▽
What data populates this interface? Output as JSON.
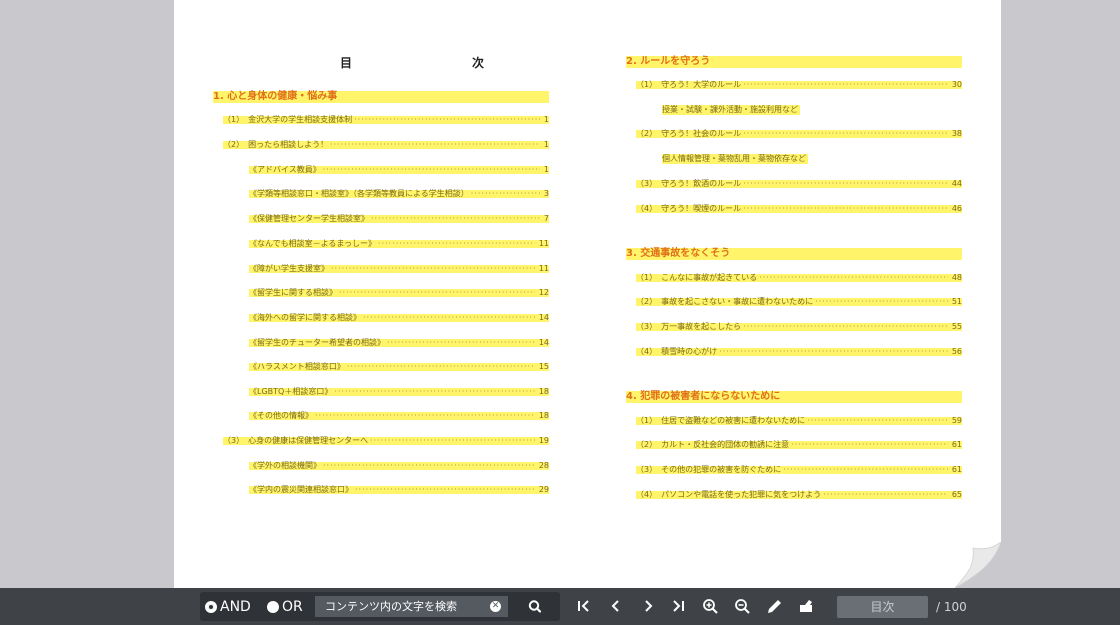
{
  "document": {
    "toc_title": "目　次",
    "left": {
      "sections": [
        {
          "label": "1. 心と身体の健康・悩み事"
        }
      ],
      "entries": [
        {
          "label": "（1）　金沢大学の学生相談支援体制",
          "page": "1"
        },
        {
          "label": "（2）　困ったら相談しよう！",
          "page": "1"
        },
        {
          "label": "《アドバイス教員》",
          "page": "1"
        },
        {
          "label": "《学類等相談窓口・相談室》（各学類等教員による学生相談）",
          "page": "3"
        },
        {
          "label": "《保健管理センター学生相談室》",
          "page": "7"
        },
        {
          "label": "《なんでも相談室－よるまっしー》",
          "page": "11"
        },
        {
          "label": "《障がい学生支援室》",
          "page": "11"
        },
        {
          "label": "《留学生に関する相談》",
          "page": "12"
        },
        {
          "label": "《海外への留学に関する相談》",
          "page": "14"
        },
        {
          "label": "《留学生のチューター希望者の相談》",
          "page": "14"
        },
        {
          "label": "《ハラスメント相談窓口》",
          "page": "15"
        },
        {
          "label": "《LGBTQ＋相談窓口》",
          "page": "18"
        },
        {
          "label": "《その他の情報》",
          "page": "18"
        },
        {
          "label": "（3）　心身の健康は保健管理センターへ",
          "page": "19"
        },
        {
          "label": "《学外の相談機関》",
          "page": "28"
        },
        {
          "label": "《学内の震災関連相談窓口》",
          "page": "29"
        }
      ]
    },
    "right": {
      "sections": [
        {
          "label": "2. ルールを守ろう"
        },
        {
          "label": "3. 交通事故をなくそう"
        },
        {
          "label": "4. 犯罪の被害者にならないために"
        }
      ],
      "entries": [
        {
          "label": "（1）　守ろう！大学のルール",
          "page": "30"
        },
        {
          "label": "授業・試験・課外活動・施設利用など",
          "page": ""
        },
        {
          "label": "（2）　守ろう！社会のルール",
          "page": "38"
        },
        {
          "label": "個人情報管理・薬物乱用・薬物依存など",
          "page": ""
        },
        {
          "label": "（3）　守ろう！飲酒のルール",
          "page": "44"
        },
        {
          "label": "（4）　守ろう！喫煙のルール",
          "page": "46"
        },
        {
          "label": "（1）　こんなに事故が起きている",
          "page": "48"
        },
        {
          "label": "（2）　事故を起こさない・事故に遭わないために",
          "page": "51"
        },
        {
          "label": "（3）　万一事故を起こしたら",
          "page": "55"
        },
        {
          "label": "（4）　積雪時の心がけ",
          "page": "56"
        },
        {
          "label": "（1）　住居で盗難などの被害に遭わないために",
          "page": "59"
        },
        {
          "label": "（2）　カルト・反社会的団体の勧誘に注意",
          "page": "61"
        },
        {
          "label": "（3）　その他の犯罪の被害を防ぐために",
          "page": "61"
        },
        {
          "label": "（4）　パソコンや電話を使った犯罪に気をつけよう",
          "page": "65"
        }
      ]
    }
  },
  "toolbar": {
    "and_label": "AND",
    "or_label": "OR",
    "search_placeholder": "コンテンツ内の文字を検索",
    "page_field": "目次",
    "page_total": "/ 100"
  },
  "colors": {
    "highlight": "#fff46a",
    "section_text": "#e0701a",
    "toolbar_bg": "#3f4348"
  }
}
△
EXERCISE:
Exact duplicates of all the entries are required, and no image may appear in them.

RESPONSE FOR THIS EXERCISE:
What data populates this interface? Output as JSON.
{
  "document": {
    "toc_title": "目　次",
    "left": {
      "sections": [
        {
          "label": "1. 心と身体の健康・悩み事"
        }
      ],
      "entries": [
        {
          "label": "（1）　金沢大学の学生相談支援体制",
          "page": "1"
        },
        {
          "label": "（2）　困ったら相談しよう！",
          "page": "1"
        },
        {
          "label": "《アドバイス教員》",
          "page": "1"
        },
        {
          "label": "《学類等相談窓口・相談室》（各学類等教員による学生相談）",
          "page": "3"
        },
        {
          "label": "《保健管理センター学生相談室》",
          "page": "7"
        },
        {
          "label": "《なんでも相談室－よるまっしー》",
          "page": "11"
        },
        {
          "label": "《障がい学生支援室》",
          "page": "11"
        },
        {
          "label": "《留学生に関する相談》",
          "page": "12"
        },
        {
          "label": "《海外への留学に関する相談》",
          "page": "14"
        },
        {
          "label": "《留学生のチューター希望者の相談》",
          "page": "14"
        },
        {
          "label": "《ハラスメント相談窓口》",
          "page": "15"
        },
        {
          "label": "《LGBTQ＋相談窓口》",
          "page": "18"
        },
        {
          "label": "《その他の情報》",
          "page": "18"
        },
        {
          "label": "（3）　心身の健康は保健管理センターへ",
          "page": "19"
        },
        {
          "label": "《学外の相談機関》",
          "page": "28"
        },
        {
          "label": "《学内の震災関連相談窓口》",
          "page": "29"
        }
      ]
    },
    "right": {
      "sections": [
        {
          "label": "2. ルールを守ろう"
        },
        {
          "label": "3. 交通事故をなくそう"
        },
        {
          "label": "4. 犯罪の被害者にならないために"
        }
      ],
      "entries": [
        {
          "label": "（1）　守ろう！大学のルール",
          "page": "30"
        },
        {
          "label": "授業・試験・課外活動・施設利用など",
          "page": ""
        },
        {
          "label": "（2）　守ろう！社会のルール",
          "page": "38"
        },
        {
          "label": "個人情報管理・薬物乱用・薬物依存など",
          "page": ""
        },
        {
          "label": "（3）　守ろう！飲酒のルール",
          "page": "44"
        },
        {
          "label": "（4）　守ろう！喫煙のルール",
          "page": "46"
        },
        {
          "label": "（1）　こんなに事故が起きている",
          "page": "48"
        },
        {
          "label": "（2）　事故を起こさない・事故に遭わないために",
          "page": "51"
        },
        {
          "label": "（3）　万一事故を起こしたら",
          "page": "55"
        },
        {
          "label": "（4）　積雪時の心がけ",
          "page": "56"
        },
        {
          "label": "（1）　住居で盗難などの被害に遭わないために",
          "page": "59"
        },
        {
          "label": "（2）　カルト・反社会的団体の勧誘に注意",
          "page": "61"
        },
        {
          "label": "（3）　その他の犯罪の被害を防ぐために",
          "page": "61"
        },
        {
          "label": "（4）　パソコンや電話を使った犯罪に気をつけよう",
          "page": "65"
        }
      ]
    }
  },
  "toolbar": {
    "and_label": "AND",
    "or_label": "OR",
    "search_placeholder": "コンテンツ内の文字を検索",
    "page_field": "目次",
    "page_total": "/ 100"
  },
  "colors": {
    "highlight": "#fff46a",
    "section_text": "#e0701a",
    "toolbar_bg": "#3f4348"
  }
}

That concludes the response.